This series is a personal favourite of mine that focuses on a transgendered protagonist. This circus-esque fantasy novel focuses on Gene, a young woman who feels more male than female, and begins to transition into Micah Grey. Afraid of what her friends and family might think of her transition from female to male, Micah finds refuge in a circus, with hopes of becoming a trapeze artist. Micah’s transition is rough from the get go, but upon becoming a member of the circus he finds acceptance with many of the other performers who are escaping their pasts, open about their sexuality, and attempt to teach Micah that accepting yourself always must be the first step before others can accept you for who you are. This series is fantastic, and Micah’s transition is one of the most powerful aspects at play, and in each book you begin to see Micah’s maturity written in such a genuine way. If you haven’t checked out this series, I strongly urge you to.
While we are starting to see more transgendered novels appear in YA, more is always needed and welcomed as a means to explore issues and culture. While these three novels are mere recommendations, there’s a plethora of novels about transgendered teens just begging to be explored. I hope with these recommendations that it will allow you to learn about transgender culture, as well as inspire the way in which you can read more diversely.

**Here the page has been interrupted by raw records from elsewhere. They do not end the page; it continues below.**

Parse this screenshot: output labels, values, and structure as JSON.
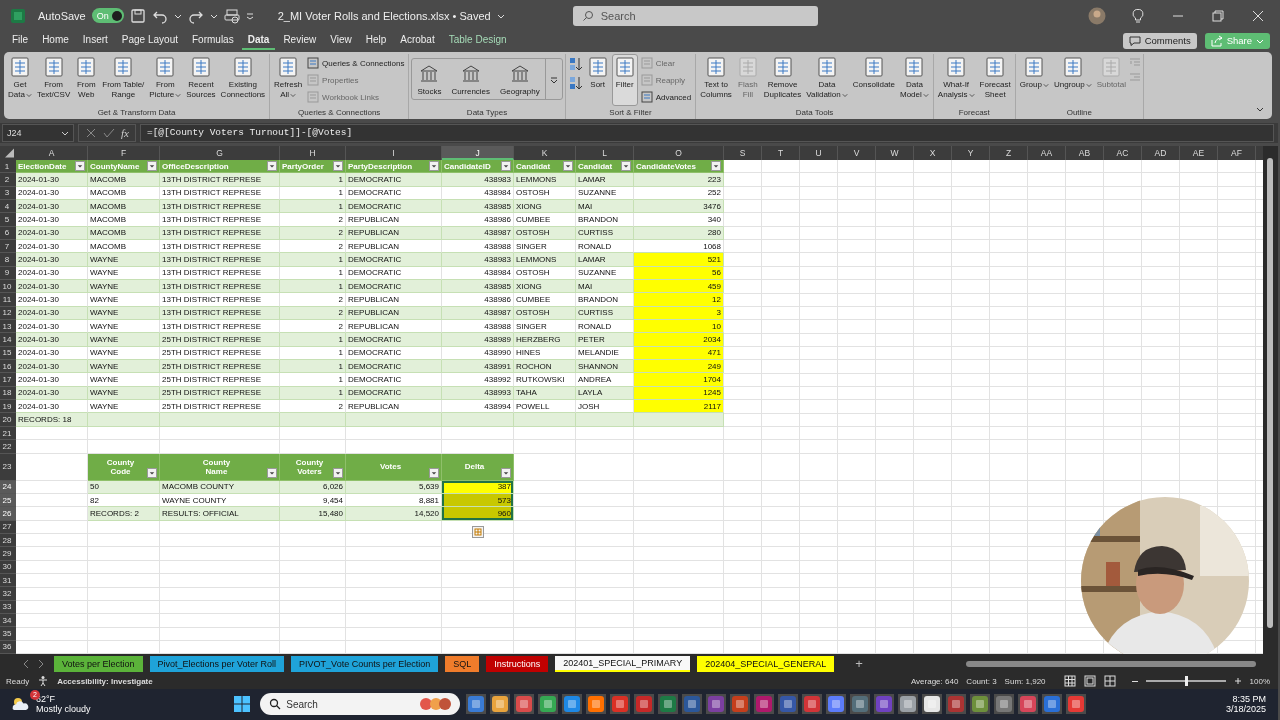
{
  "title_bar": {
    "autosave_label": "AutoSave",
    "autosave": {
      "on": true,
      "label": "On"
    },
    "file_title": "2_MI Voter Rolls and Elections.xlsx • Saved",
    "search_placeholder": "Search"
  },
  "menu_tabs": [
    {
      "label": "File",
      "selected": false,
      "kind": "normal"
    },
    {
      "label": "Home",
      "selected": false,
      "kind": "normal"
    },
    {
      "label": "Insert",
      "selected": false,
      "kind": "normal"
    },
    {
      "label": "Page Layout",
      "selected": false,
      "kind": "normal"
    },
    {
      "label": "Formulas",
      "selected": false,
      "kind": "normal"
    },
    {
      "label": "Data",
      "selected": true,
      "kind": "normal"
    },
    {
      "label": "Review",
      "selected": false,
      "kind": "normal"
    },
    {
      "label": "View",
      "selected": false,
      "kind": "normal"
    },
    {
      "label": "Help",
      "selected": false,
      "kind": "normal"
    },
    {
      "label": "Acrobat",
      "selected": false,
      "kind": "normal"
    },
    {
      "label": "Table Design",
      "selected": false,
      "kind": "contextual"
    }
  ],
  "header_buttons": {
    "comments": "Comments",
    "share": "Share"
  },
  "ribbon": [
    {
      "label": "Get & Transform Data",
      "items": [
        {
          "kind": "large",
          "lines": [
            "Get",
            "Data"
          ],
          "dropdown": true,
          "disabled": false,
          "on": false
        },
        {
          "kind": "large",
          "lines": [
            "From",
            "Text/CSV"
          ],
          "dropdown": false,
          "disabled": false,
          "on": false
        },
        {
          "kind": "large",
          "lines": [
            "From",
            "Web"
          ],
          "dropdown": false,
          "disabled": false,
          "on": false
        },
        {
          "kind": "large",
          "lines": [
            "From Table/",
            "Range"
          ],
          "dropdown": false,
          "disabled": false,
          "on": false
        },
        {
          "kind": "large",
          "lines": [
            "From",
            "Picture"
          ],
          "dropdown": true,
          "disabled": false,
          "on": false
        },
        {
          "kind": "large",
          "lines": [
            "Recent",
            "Sources"
          ],
          "dropdown": false,
          "disabled": false,
          "on": false
        },
        {
          "kind": "large",
          "lines": [
            "Existing",
            "Connections"
          ],
          "dropdown": false,
          "disabled": false,
          "on": false
        }
      ]
    },
    {
      "label": "Queries & Connections",
      "items": [
        {
          "kind": "large",
          "lines": [
            "Refresh",
            "All"
          ],
          "dropdown": true,
          "disabled": false,
          "on": false
        },
        {
          "kind": "stack",
          "entries": [
            {
              "label": "Queries & Connections",
              "disabled": false
            },
            {
              "label": "Properties",
              "disabled": true
            },
            {
              "label": "Workbook Links",
              "disabled": true
            }
          ]
        }
      ]
    },
    {
      "label": "Data Types",
      "items": [
        {
          "kind": "gallery",
          "entries": [
            {
              "label": "Stocks"
            },
            {
              "label": "Currencies"
            },
            {
              "label": "Geography"
            }
          ]
        }
      ]
    },
    {
      "label": "Sort & Filter",
      "items": [
        {
          "kind": "sort_icons"
        },
        {
          "kind": "large",
          "lines": [
            "Sort"
          ],
          "dropdown": false,
          "disabled": false,
          "on": false
        },
        {
          "kind": "large",
          "lines": [
            "Filter"
          ],
          "dropdown": false,
          "disabled": false,
          "on": true
        },
        {
          "kind": "stack",
          "entries": [
            {
              "label": "Clear",
              "disabled": true
            },
            {
              "label": "Reapply",
              "disabled": true
            },
            {
              "label": "Advanced",
              "disabled": false
            }
          ]
        }
      ]
    },
    {
      "label": "Data Tools",
      "items": [
        {
          "kind": "large",
          "lines": [
            "Text to",
            "Columns"
          ],
          "dropdown": false,
          "disabled": false,
          "on": false
        },
        {
          "kind": "large",
          "lines": [
            "Flash",
            "Fill"
          ],
          "dropdown": false,
          "disabled": true,
          "on": false
        },
        {
          "kind": "large",
          "lines": [
            "Remove",
            "Duplicates"
          ],
          "dropdown": false,
          "disabled": false,
          "on": false
        },
        {
          "kind": "large",
          "lines": [
            "Data",
            "Validation"
          ],
          "dropdown": true,
          "disabled": false,
          "on": false
        },
        {
          "kind": "large",
          "lines": [
            "Consolidate"
          ],
          "dropdown": false,
          "disabled": false,
          "on": false
        },
        {
          "kind": "large",
          "lines": [
            "Data",
            "Model"
          ],
          "dropdown": true,
          "disabled": false,
          "on": false
        }
      ]
    },
    {
      "label": "Forecast",
      "items": [
        {
          "kind": "large",
          "lines": [
            "What-If",
            "Analysis"
          ],
          "dropdown": true,
          "disabled": false,
          "on": false
        },
        {
          "kind": "large",
          "lines": [
            "Forecast",
            "Sheet"
          ],
          "dropdown": false,
          "disabled": false,
          "on": false
        }
      ]
    },
    {
      "label": "Outline",
      "items": [
        {
          "kind": "large",
          "lines": [
            "Group"
          ],
          "dropdown": true,
          "disabled": false,
          "on": false
        },
        {
          "kind": "large",
          "lines": [
            "Ungroup"
          ],
          "dropdown": true,
          "disabled": false,
          "on": false
        },
        {
          "kind": "large",
          "lines": [
            "Subtotal"
          ],
          "dropdown": false,
          "disabled": true,
          "on": false
        },
        {
          "kind": "outline_icons"
        }
      ]
    }
  ],
  "formula_bar": {
    "name_box": "J24",
    "fx": "fx",
    "formula": "=[@[County Voters Turnout]]-[@Votes]"
  },
  "columns": [
    {
      "label": "A",
      "selected": false
    },
    {
      "label": "F",
      "selected": false
    },
    {
      "label": "G",
      "selected": false
    },
    {
      "label": "H",
      "selected": false
    },
    {
      "label": "I",
      "selected": false
    },
    {
      "label": "J",
      "selected": true
    },
    {
      "label": "K",
      "selected": false
    },
    {
      "label": "L",
      "selected": false
    },
    {
      "label": "O",
      "selected": false
    },
    {
      "label": "S",
      "selected": false
    },
    {
      "label": "T",
      "selected": false
    },
    {
      "label": "U",
      "selected": false
    },
    {
      "label": "V",
      "selected": false
    },
    {
      "label": "W",
      "selected": false
    },
    {
      "label": "X",
      "selected": false
    },
    {
      "label": "Y",
      "selected": false
    },
    {
      "label": "Z",
      "selected": false
    },
    {
      "label": "AA",
      "selected": false
    },
    {
      "label": "AB",
      "selected": false
    },
    {
      "label": "AC",
      "selected": false
    },
    {
      "label": "AD",
      "selected": false
    },
    {
      "label": "AE",
      "selected": false
    },
    {
      "label": "AF",
      "selected": false
    }
  ],
  "row_numbers": [
    {
      "label": "1",
      "selected": false
    },
    {
      "label": "2",
      "selected": false
    },
    {
      "label": "3",
      "selected": false
    },
    {
      "label": "4",
      "selected": false
    },
    {
      "label": "5",
      "selected": false
    },
    {
      "label": "6",
      "selected": false
    },
    {
      "label": "7",
      "selected": false
    },
    {
      "label": "8",
      "selected": false
    },
    {
      "label": "9",
      "selected": false
    },
    {
      "label": "10",
      "selected": false
    },
    {
      "label": "11",
      "selected": false
    },
    {
      "label": "12",
      "selected": false
    },
    {
      "label": "13",
      "selected": false
    },
    {
      "label": "14",
      "selected": false
    },
    {
      "label": "15",
      "selected": false
    },
    {
      "label": "16",
      "selected": false
    },
    {
      "label": "17",
      "selected": false
    },
    {
      "label": "18",
      "selected": false
    },
    {
      "label": "19",
      "selected": false
    },
    {
      "label": "20",
      "selected": false
    },
    {
      "label": "21",
      "selected": false
    },
    {
      "label": "22",
      "selected": false
    },
    {
      "label": "23",
      "selected": false
    },
    {
      "label": "24",
      "selected": true
    },
    {
      "label": "25",
      "selected": true
    },
    {
      "label": "26",
      "selected": true
    },
    {
      "label": "27",
      "selected": false
    },
    {
      "label": "28",
      "selected": false
    },
    {
      "label": "29",
      "selected": false
    },
    {
      "label": "30",
      "selected": false
    },
    {
      "label": "31",
      "selected": false
    },
    {
      "label": "32",
      "selected": false
    },
    {
      "label": "33",
      "selected": false
    },
    {
      "label": "34",
      "selected": false
    },
    {
      "label": "35",
      "selected": false
    },
    {
      "label": "36",
      "selected": false
    }
  ],
  "table1": {
    "columns": [
      {
        "label": "ElectionDate",
        "kind": "text"
      },
      {
        "label": "CountyName",
        "kind": "text"
      },
      {
        "label": "OfficeDescription",
        "kind": "text"
      },
      {
        "label": "PartyOrder",
        "kind": "number"
      },
      {
        "label": "PartyDescription",
        "kind": "text"
      },
      {
        "label": "CandidateID",
        "kind": "number"
      },
      {
        "label": "Candidat",
        "kind": "text"
      },
      {
        "label": "Candidat",
        "kind": "text"
      },
      {
        "label": "CandidateVotes",
        "kind": "number"
      }
    ],
    "rows": [
      {
        "cells": [
          "2024-01-30",
          "MACOMB",
          "13TH DISTRICT REPRESE",
          "1",
          "DEMOCRATIC",
          "438983",
          "LEMMONS",
          "LAMAR",
          "223"
        ],
        "highlighted": false
      },
      {
        "cells": [
          "2024-01-30",
          "MACOMB",
          "13TH DISTRICT REPRESE",
          "1",
          "DEMOCRATIC",
          "438984",
          "OSTOSH",
          "SUZANNE",
          "252"
        ],
        "highlighted": false
      },
      {
        "cells": [
          "2024-01-30",
          "MACOMB",
          "13TH DISTRICT REPRESE",
          "1",
          "DEMOCRATIC",
          "438985",
          "XIONG",
          "MAI",
          "3476"
        ],
        "highlighted": false
      },
      {
        "cells": [
          "2024-01-30",
          "MACOMB",
          "13TH DISTRICT REPRESE",
          "2",
          "REPUBLICAN",
          "438986",
          "CUMBEE",
          "BRANDON",
          "340"
        ],
        "highlighted": false
      },
      {
        "cells": [
          "2024-01-30",
          "MACOMB",
          "13TH DISTRICT REPRESE",
          "2",
          "REPUBLICAN",
          "438987",
          "OSTOSH",
          "CURTISS",
          "280"
        ],
        "highlighted": false
      },
      {
        "cells": [
          "2024-01-30",
          "MACOMB",
          "13TH DISTRICT REPRESE",
          "2",
          "REPUBLICAN",
          "438988",
          "SINGER",
          "RONALD",
          "1068"
        ],
        "highlighted": false
      },
      {
        "cells": [
          "2024-01-30",
          "WAYNE",
          "13TH DISTRICT REPRESE",
          "1",
          "DEMOCRATIC",
          "438983",
          "LEMMONS",
          "LAMAR",
          "521"
        ],
        "highlighted": true
      },
      {
        "cells": [
          "2024-01-30",
          "WAYNE",
          "13TH DISTRICT REPRESE",
          "1",
          "DEMOCRATIC",
          "438984",
          "OSTOSH",
          "SUZANNE",
          "56"
        ],
        "highlighted": true
      },
      {
        "cells": [
          "2024-01-30",
          "WAYNE",
          "13TH DISTRICT REPRESE",
          "1",
          "DEMOCRATIC",
          "438985",
          "XIONG",
          "MAI",
          "459"
        ],
        "highlighted": true
      },
      {
        "cells": [
          "2024-01-30",
          "WAYNE",
          "13TH DISTRICT REPRESE",
          "2",
          "REPUBLICAN",
          "438986",
          "CUMBEE",
          "BRANDON",
          "12"
        ],
        "highlighted": true
      },
      {
        "cells": [
          "2024-01-30",
          "WAYNE",
          "13TH DISTRICT REPRESE",
          "2",
          "REPUBLICAN",
          "438987",
          "OSTOSH",
          "CURTISS",
          "3"
        ],
        "highlighted": true
      },
      {
        "cells": [
          "2024-01-30",
          "WAYNE",
          "13TH DISTRICT REPRESE",
          "2",
          "REPUBLICAN",
          "438988",
          "SINGER",
          "RONALD",
          "10"
        ],
        "highlighted": true
      },
      {
        "cells": [
          "2024-01-30",
          "WAYNE",
          "25TH DISTRICT REPRESE",
          "1",
          "DEMOCRATIC",
          "438989",
          "HERZBERG",
          "PETER",
          "2034"
        ],
        "highlighted": true
      },
      {
        "cells": [
          "2024-01-30",
          "WAYNE",
          "25TH DISTRICT REPRESE",
          "1",
          "DEMOCRATIC",
          "438990",
          "HINES",
          "MELANDIE",
          "471"
        ],
        "highlighted": true
      },
      {
        "cells": [
          "2024-01-30",
          "WAYNE",
          "25TH DISTRICT REPRESE",
          "1",
          "DEMOCRATIC",
          "438991",
          "ROCHON",
          "SHANNON",
          "249"
        ],
        "highlighted": true
      },
      {
        "cells": [
          "2024-01-30",
          "WAYNE",
          "25TH DISTRICT REPRESE",
          "1",
          "DEMOCRATIC",
          "438992",
          "RUTKOWSKI",
          "ANDREA",
          "1704"
        ],
        "highlighted": true
      },
      {
        "cells": [
          "2024-01-30",
          "WAYNE",
          "25TH DISTRICT REPRESE",
          "1",
          "DEMOCRATIC",
          "438993",
          "TAHA",
          "LAYLA",
          "1245"
        ],
        "highlighted": true
      },
      {
        "cells": [
          "2024-01-30",
          "WAYNE",
          "25TH DISTRICT REPRESE",
          "2",
          "REPUBLICAN",
          "438994",
          "POWELL",
          "JOSH",
          "2117"
        ],
        "highlighted": true
      }
    ],
    "total": "RECORDS: 18"
  },
  "table2": {
    "columns": [
      {
        "label": "County Code",
        "kind": "text"
      },
      {
        "label": "County Name",
        "kind": "text"
      },
      {
        "label": "County Voters",
        "kind": "number"
      },
      {
        "label": "Votes",
        "kind": "number"
      },
      {
        "label": "Delta",
        "kind": "number"
      }
    ],
    "rows": [
      {
        "cells": [
          "50",
          "MACOMB COUNTY",
          "6,026",
          "5,639",
          "387"
        ],
        "highlighted": true,
        "selected": true,
        "active": true
      },
      {
        "cells": [
          "82",
          "WAYNE COUNTY",
          "9,454",
          "8,881",
          "573"
        ],
        "highlighted": true,
        "selected": true,
        "active": false
      },
      {
        "cells": [
          "RECORDS: 2",
          "RESULTS: OFFICIAL",
          "15,480",
          "14,520",
          "960"
        ],
        "highlighted": true,
        "selected": true,
        "active": false
      }
    ]
  },
  "sheet_tabs": [
    {
      "label": "Votes per Election",
      "color": "#5bb33a",
      "selected": false
    },
    {
      "label": "Pivot_Elections per Voter Roll",
      "color": "#1fa3d9",
      "selected": false
    },
    {
      "label": "PIVOT_Vote Counts per Election",
      "color": "#1fa3d9",
      "selected": false
    },
    {
      "label": "SQL",
      "color": "#f07c2b",
      "selected": false
    },
    {
      "label": "Instructions",
      "color": "#c00000",
      "selected": false
    },
    {
      "label": "202401_SPECIAL_PRIMARY",
      "color": "#ffff00",
      "selected": true
    },
    {
      "label": "202404_SPECIAL_GENERAL",
      "color": "#ffff00",
      "selected": false
    }
  ],
  "add_sheet": "+",
  "status_bar": {
    "ready": "Ready",
    "accessibility": "Accessibility: Investigate",
    "average": "Average: 640",
    "count": "Count: 3",
    "sum": "Sum: 1,920",
    "zoom": "100%",
    "level": 0.5
  },
  "taskbar": {
    "weather_badge": "2",
    "temperature": "62°F",
    "condition": "Mostly cloudy",
    "search_placeholder": "Search",
    "time": "8:35 PM",
    "date": "3/18/2025"
  }
}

Have you read any of the books discussed by Sam? I assume they’ve all been added to your TBR list! Let’s chat in the comments and don’t forget to follow Sam on social media!